Aim of the task: Count lines holding the string "this" in the data that follows. Reply with one number only.

Interface dataset entries:

╔══

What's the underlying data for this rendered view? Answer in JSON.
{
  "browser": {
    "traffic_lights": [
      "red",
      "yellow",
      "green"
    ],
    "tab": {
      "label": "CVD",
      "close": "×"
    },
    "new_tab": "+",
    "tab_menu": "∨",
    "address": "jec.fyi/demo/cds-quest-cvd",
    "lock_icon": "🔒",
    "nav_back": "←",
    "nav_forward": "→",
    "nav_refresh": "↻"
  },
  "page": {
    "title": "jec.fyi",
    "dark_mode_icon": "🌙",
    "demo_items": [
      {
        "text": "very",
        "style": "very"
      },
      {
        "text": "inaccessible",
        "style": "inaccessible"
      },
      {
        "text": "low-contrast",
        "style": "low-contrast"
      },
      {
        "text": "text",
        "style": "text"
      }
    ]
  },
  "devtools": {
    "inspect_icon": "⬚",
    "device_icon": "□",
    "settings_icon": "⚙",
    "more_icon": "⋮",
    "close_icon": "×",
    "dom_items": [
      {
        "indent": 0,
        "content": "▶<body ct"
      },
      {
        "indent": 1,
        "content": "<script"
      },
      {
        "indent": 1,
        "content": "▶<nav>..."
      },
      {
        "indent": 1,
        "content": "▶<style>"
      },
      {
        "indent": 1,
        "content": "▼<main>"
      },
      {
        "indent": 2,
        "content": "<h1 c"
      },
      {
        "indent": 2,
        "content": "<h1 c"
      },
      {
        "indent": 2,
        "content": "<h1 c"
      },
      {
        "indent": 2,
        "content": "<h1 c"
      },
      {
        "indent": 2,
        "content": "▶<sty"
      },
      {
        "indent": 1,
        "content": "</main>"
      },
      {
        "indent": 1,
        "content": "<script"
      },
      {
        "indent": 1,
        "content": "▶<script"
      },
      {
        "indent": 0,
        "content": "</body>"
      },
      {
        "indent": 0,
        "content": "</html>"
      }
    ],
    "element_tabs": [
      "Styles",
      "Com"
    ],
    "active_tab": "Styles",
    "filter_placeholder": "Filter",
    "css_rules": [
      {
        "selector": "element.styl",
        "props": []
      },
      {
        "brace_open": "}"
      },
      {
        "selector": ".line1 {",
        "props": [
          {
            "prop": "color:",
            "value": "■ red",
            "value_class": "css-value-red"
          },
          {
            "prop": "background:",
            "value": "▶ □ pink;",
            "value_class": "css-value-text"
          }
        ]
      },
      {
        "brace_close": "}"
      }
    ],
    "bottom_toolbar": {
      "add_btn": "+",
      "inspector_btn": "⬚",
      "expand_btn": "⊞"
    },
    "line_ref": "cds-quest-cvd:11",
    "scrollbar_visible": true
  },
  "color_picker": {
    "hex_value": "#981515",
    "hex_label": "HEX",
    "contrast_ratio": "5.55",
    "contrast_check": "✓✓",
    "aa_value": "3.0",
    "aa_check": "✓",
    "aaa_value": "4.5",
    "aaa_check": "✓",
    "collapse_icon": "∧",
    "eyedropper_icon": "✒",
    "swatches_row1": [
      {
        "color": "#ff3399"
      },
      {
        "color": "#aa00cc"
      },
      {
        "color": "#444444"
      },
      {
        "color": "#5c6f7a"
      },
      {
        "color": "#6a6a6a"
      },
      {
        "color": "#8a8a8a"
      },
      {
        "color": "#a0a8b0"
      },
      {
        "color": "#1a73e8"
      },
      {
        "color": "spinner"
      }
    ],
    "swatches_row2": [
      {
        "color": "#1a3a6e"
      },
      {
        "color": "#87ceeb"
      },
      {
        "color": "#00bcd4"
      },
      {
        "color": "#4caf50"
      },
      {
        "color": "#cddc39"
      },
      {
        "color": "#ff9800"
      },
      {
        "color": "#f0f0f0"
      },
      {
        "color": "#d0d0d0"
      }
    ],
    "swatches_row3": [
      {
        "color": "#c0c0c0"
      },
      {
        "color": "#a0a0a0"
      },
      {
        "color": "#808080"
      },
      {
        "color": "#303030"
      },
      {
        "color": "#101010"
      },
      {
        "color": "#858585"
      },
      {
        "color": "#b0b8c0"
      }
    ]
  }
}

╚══
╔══

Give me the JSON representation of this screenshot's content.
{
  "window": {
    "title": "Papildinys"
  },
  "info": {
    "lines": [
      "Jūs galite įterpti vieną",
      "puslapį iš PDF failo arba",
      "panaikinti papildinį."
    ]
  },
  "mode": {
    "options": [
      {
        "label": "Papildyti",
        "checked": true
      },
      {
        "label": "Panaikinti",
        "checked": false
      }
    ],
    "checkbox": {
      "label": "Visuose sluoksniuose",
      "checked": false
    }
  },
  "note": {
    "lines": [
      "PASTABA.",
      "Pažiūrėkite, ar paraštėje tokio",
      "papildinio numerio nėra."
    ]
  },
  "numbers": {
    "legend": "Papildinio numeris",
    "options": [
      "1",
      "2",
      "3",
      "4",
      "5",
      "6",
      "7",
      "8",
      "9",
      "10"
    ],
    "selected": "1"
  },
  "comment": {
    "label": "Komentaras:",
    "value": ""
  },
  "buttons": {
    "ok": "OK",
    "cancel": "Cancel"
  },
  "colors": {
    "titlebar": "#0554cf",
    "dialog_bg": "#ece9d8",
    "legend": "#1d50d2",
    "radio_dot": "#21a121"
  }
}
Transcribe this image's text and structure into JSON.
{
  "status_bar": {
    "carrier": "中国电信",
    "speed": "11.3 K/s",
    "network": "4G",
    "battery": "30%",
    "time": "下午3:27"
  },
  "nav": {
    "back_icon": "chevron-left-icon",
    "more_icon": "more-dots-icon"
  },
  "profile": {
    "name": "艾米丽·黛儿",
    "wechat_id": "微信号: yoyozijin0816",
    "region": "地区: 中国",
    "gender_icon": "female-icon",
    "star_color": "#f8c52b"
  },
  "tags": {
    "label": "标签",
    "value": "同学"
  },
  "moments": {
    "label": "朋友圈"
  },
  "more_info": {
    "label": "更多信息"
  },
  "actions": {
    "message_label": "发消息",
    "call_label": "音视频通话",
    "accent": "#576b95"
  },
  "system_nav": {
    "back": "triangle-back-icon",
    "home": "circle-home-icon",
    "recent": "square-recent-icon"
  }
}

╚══

Task answer: 3